### Brief
In the records below, some lines hold the word "this". Copy each of those lines.

### Data records for software interfaces
BEGIN

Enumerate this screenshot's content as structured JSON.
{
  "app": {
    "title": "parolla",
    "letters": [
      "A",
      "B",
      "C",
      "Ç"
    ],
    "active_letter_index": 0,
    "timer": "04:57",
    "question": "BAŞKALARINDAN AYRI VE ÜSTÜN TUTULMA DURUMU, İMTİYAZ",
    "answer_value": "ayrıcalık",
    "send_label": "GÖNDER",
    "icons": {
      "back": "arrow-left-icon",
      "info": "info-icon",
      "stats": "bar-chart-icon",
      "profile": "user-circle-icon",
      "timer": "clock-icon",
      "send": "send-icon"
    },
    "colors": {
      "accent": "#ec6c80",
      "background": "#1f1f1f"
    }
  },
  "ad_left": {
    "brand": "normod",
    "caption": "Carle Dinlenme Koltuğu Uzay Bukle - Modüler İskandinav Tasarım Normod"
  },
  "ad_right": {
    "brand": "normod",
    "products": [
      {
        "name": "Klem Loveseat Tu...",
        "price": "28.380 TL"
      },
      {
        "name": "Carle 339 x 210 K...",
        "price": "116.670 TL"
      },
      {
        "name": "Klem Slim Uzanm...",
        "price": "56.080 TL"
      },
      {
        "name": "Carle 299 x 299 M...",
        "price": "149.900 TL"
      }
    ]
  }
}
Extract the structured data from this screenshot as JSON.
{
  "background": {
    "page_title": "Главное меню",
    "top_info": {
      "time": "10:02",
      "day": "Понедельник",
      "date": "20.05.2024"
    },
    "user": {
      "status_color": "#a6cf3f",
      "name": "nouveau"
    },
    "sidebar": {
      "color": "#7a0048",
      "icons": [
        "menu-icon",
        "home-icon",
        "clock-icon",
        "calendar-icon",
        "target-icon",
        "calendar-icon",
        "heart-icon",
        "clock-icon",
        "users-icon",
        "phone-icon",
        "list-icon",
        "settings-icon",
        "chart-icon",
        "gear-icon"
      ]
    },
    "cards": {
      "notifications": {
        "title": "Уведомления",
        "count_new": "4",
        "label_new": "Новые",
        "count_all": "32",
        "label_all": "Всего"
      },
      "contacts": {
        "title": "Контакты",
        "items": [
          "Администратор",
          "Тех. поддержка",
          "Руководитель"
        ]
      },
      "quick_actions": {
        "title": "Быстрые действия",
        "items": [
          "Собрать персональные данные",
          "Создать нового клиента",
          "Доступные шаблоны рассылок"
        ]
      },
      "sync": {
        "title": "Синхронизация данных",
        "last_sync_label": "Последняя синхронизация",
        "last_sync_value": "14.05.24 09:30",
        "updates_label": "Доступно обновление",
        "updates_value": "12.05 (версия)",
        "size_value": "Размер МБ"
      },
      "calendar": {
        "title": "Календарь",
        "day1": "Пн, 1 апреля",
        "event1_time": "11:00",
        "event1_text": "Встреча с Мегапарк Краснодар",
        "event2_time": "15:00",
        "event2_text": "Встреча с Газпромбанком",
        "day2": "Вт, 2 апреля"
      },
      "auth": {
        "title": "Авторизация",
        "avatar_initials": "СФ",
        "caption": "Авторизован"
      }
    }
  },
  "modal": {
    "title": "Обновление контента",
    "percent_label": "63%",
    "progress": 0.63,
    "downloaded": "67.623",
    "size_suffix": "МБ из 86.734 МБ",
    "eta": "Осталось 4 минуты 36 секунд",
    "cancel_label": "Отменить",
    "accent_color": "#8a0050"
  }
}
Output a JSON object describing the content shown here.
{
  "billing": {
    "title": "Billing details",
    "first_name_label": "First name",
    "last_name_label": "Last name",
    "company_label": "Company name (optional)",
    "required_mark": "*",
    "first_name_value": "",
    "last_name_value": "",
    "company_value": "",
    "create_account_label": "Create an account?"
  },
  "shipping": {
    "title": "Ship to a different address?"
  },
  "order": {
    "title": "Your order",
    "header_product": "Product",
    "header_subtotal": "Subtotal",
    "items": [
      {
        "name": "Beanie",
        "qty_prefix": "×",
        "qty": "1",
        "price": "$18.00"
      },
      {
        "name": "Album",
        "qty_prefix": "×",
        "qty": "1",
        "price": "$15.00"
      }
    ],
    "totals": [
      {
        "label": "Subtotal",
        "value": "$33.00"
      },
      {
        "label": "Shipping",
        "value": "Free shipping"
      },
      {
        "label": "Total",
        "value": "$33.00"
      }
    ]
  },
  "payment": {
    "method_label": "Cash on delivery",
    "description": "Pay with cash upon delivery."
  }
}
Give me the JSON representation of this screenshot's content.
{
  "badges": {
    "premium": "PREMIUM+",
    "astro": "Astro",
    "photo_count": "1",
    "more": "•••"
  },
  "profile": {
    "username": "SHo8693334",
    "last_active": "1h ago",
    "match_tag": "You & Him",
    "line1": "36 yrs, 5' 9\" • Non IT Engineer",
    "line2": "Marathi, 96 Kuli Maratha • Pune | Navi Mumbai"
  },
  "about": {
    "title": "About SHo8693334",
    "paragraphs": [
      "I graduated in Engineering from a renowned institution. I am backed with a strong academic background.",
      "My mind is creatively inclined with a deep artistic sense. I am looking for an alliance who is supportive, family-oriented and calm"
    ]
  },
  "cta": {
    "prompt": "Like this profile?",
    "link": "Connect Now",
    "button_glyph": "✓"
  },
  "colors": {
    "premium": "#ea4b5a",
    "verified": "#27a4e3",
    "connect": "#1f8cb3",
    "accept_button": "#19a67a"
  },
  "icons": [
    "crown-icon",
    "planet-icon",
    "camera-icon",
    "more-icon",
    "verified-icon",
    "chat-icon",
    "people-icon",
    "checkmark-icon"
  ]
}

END

### Answer
Enumerate this screenshot's content as structured JSON.
Extract the structured data from this screenshot as JSON.
Give me the JSON representation of this screenshot's content.
    "prompt": "Like this profile?",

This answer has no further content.